One of the regular practices carried out by the adults in this network was tracing the movements of the children as they moved around the countryside and in their daily household tasks. The films and maps have remained a very singular reference for my work; the maps I showed in context of two exhibitions I curated, considering the borders of language, at MuKHA, Antwerp and Fundacio Tapies, Barcelona. In carrying out the research and arranging the loans, I met Sandra Alvarez de Toldedo who runs the publishing company L’Arachnéen, and for the past fifteen years has been working to publish several books of the writings of Deligny, lectured extensively on his work and acted as a guardian and go-between for the loaning of the maps. Through Sandra I was able to meet Jacques Lin and Gisèle Durand, two of the first and most key members of the network. Today they live with two of the children who grew up with them and Deligny, in Monoblet, now in their fifties — Christo and Gilou. Into this concrete and contemporary situation, the last traces if you like of the network at Monoblet, I have been working with Gisèle in sessions of ‘tracing’ which she initiates with Christo and Gilou and other autistic adults. These are not related to the tracing of Deligny’s mapping – except perhaps in the sense of whole activity being a ‘tool for concentration’, as Wim Cuyvers once described the maps: a medium for developing a mutual yet independent attention between people and things. In the sessions the spaces between bodies, the space of the surface to be marked, the duration of time and directing of energy, are manifest in the syncopated rythms of bodily movement and sounds. We hear a landscape of different forms of language and are aware of a spectrum of positions in and outside language: discursive, narrative, non-linguistic vocalisations, and the ‘object-voice’ – sounds of things or materials manipulated by the autistic beings.

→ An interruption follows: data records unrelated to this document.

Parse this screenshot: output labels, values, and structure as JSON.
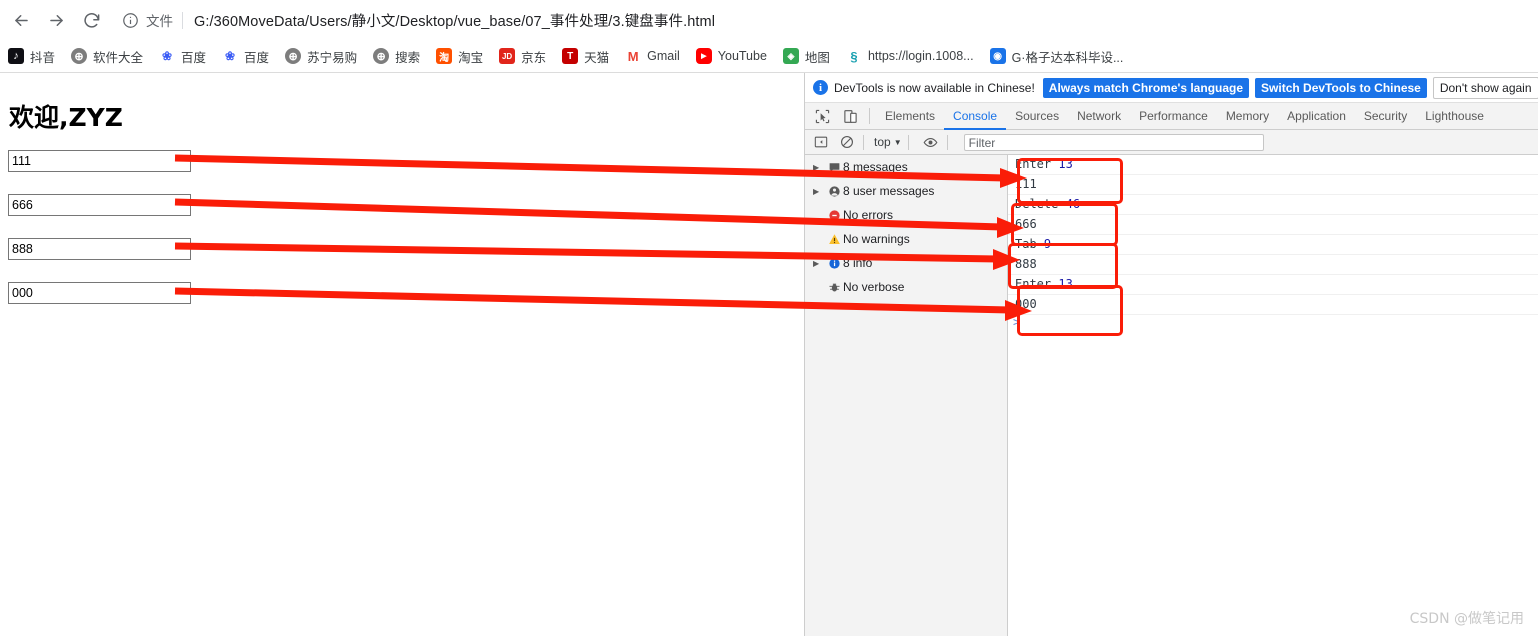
{
  "browser": {
    "back_icon": "arrow-left-icon",
    "forward_icon": "arrow-right-icon",
    "reload_icon": "reload-icon",
    "info_icon": "info-circle-icon",
    "file_label": "文件",
    "url": "G:/360MoveData/Users/静小文/Desktop/vue_base/07_事件处理/3.键盘事件.html"
  },
  "bookmarks": [
    {
      "label": "抖音",
      "icon": "douyin-icon",
      "color": "#1a1a1a",
      "glyph": "♪"
    },
    {
      "label": "软件大全",
      "icon": "globe-icon",
      "color": "#7a7a7a",
      "glyph": "⊕"
    },
    {
      "label": "百度",
      "icon": "baidu-icon",
      "color": "#ffffff",
      "glyph": "🐾"
    },
    {
      "label": "百度",
      "icon": "baidu-icon",
      "color": "#ffffff",
      "glyph": "🐾"
    },
    {
      "label": "苏宁易购",
      "icon": "globe-icon",
      "color": "#7a7a7a",
      "glyph": "⊕"
    },
    {
      "label": "搜索",
      "icon": "globe-icon",
      "color": "#7a7a7a",
      "glyph": "⊕"
    },
    {
      "label": "淘宝",
      "icon": "taobao-icon",
      "color": "#ff5000",
      "glyph": "淘"
    },
    {
      "label": "京东",
      "icon": "jd-icon",
      "color": "#e1251b",
      "glyph": "JD"
    },
    {
      "label": "天猫",
      "icon": "tmall-icon",
      "color": "#c40000",
      "glyph": "T"
    },
    {
      "label": "Gmail",
      "icon": "gmail-icon",
      "color": "#ffffff",
      "glyph": "M"
    },
    {
      "label": "YouTube",
      "icon": "youtube-icon",
      "color": "#ff0000",
      "glyph": "▶"
    },
    {
      "label": "地图",
      "icon": "map-icon",
      "color": "#34a853",
      "glyph": "📍"
    },
    {
      "label": "https://login.1008...",
      "icon": "link-icon",
      "color": "#ffffff",
      "glyph": "§"
    },
    {
      "label": "G·格子达本科毕设...",
      "icon": "gezida-icon",
      "color": "#1a73e8",
      "glyph": "G"
    }
  ],
  "page": {
    "heading": "欢迎,ZYZ",
    "inputs": [
      {
        "name": "input-111",
        "value": "111"
      },
      {
        "name": "input-666",
        "value": "666"
      },
      {
        "name": "input-888",
        "value": "888"
      },
      {
        "name": "input-000",
        "value": "000"
      }
    ],
    "input_placeholder": ""
  },
  "devtools": {
    "notice": {
      "icon": "info-circle-icon",
      "text": "DevTools is now available in Chinese!",
      "primary_button": "Always match Chrome's language",
      "secondary_button": "Switch DevTools to Chinese",
      "dismiss_button": "Don't show again"
    },
    "inspect_icon": "inspect-cursor-icon",
    "device_icon": "device-toolbar-icon",
    "tabs": [
      {
        "label": "Elements",
        "active": false
      },
      {
        "label": "Console",
        "active": true
      },
      {
        "label": "Sources",
        "active": false
      },
      {
        "label": "Network",
        "active": false
      },
      {
        "label": "Performance",
        "active": false
      },
      {
        "label": "Memory",
        "active": false
      },
      {
        "label": "Application",
        "active": false
      },
      {
        "label": "Security",
        "active": false
      },
      {
        "label": "Lighthouse",
        "active": false
      }
    ],
    "toolbar": {
      "sidebar_toggle_icon": "console-sidebar-toggle-icon",
      "clear_icon": "clear-console-icon",
      "context": "top",
      "context_caret": "▼",
      "eye_icon": "live-expression-eye-icon",
      "filter_placeholder": "Filter",
      "filter_value": ""
    },
    "sidebar": [
      {
        "label": "8 messages",
        "icon": "messages-icon",
        "expandable": true
      },
      {
        "label": "8 user messages",
        "icon": "user-message-icon",
        "expandable": true
      },
      {
        "label": "No errors",
        "icon": "error-icon",
        "expandable": false
      },
      {
        "label": "No warnings",
        "icon": "warning-icon",
        "expandable": false
      },
      {
        "label": "8 info",
        "icon": "info-icon",
        "expandable": true
      },
      {
        "label": "No verbose",
        "icon": "verbose-bug-icon",
        "expandable": false
      }
    ],
    "console_rows": [
      {
        "key": "Enter",
        "code": "13"
      },
      {
        "value": "111"
      },
      {
        "key": "Delete",
        "code": "46"
      },
      {
        "value": "666"
      },
      {
        "key": "Tab",
        "code": "9"
      },
      {
        "value": "888"
      },
      {
        "key": "Enter",
        "code": "13"
      },
      {
        "value": "000"
      }
    ],
    "prompt_symbol": ">"
  },
  "annotations": {
    "color": "#fa1d08",
    "boxes": [
      {
        "name": "annotation-box-enter-13-111"
      },
      {
        "name": "annotation-box-delete-46-666"
      },
      {
        "name": "annotation-box-tab-9-888"
      },
      {
        "name": "annotation-box-enter-13-000"
      }
    ]
  },
  "watermark": "CSDN @做笔记用"
}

These are aspects I am focusing on during filming and recording of the sessions, as I develop a new work for Sao Paolo Bienal (Sept 2014), Balayer – A Map of Sweeping (Varrendo – A Map of Sweeping). This material is brought together with recordings of direct translations of extracts from Deligny’s writings, through the voices of Dominique Hurth and Suely Roelnik, and in sequences from the video archive of Jacques Lin shot between 2000 and 2008. During the talk in Berlin I will show and discuss material from this work in progress.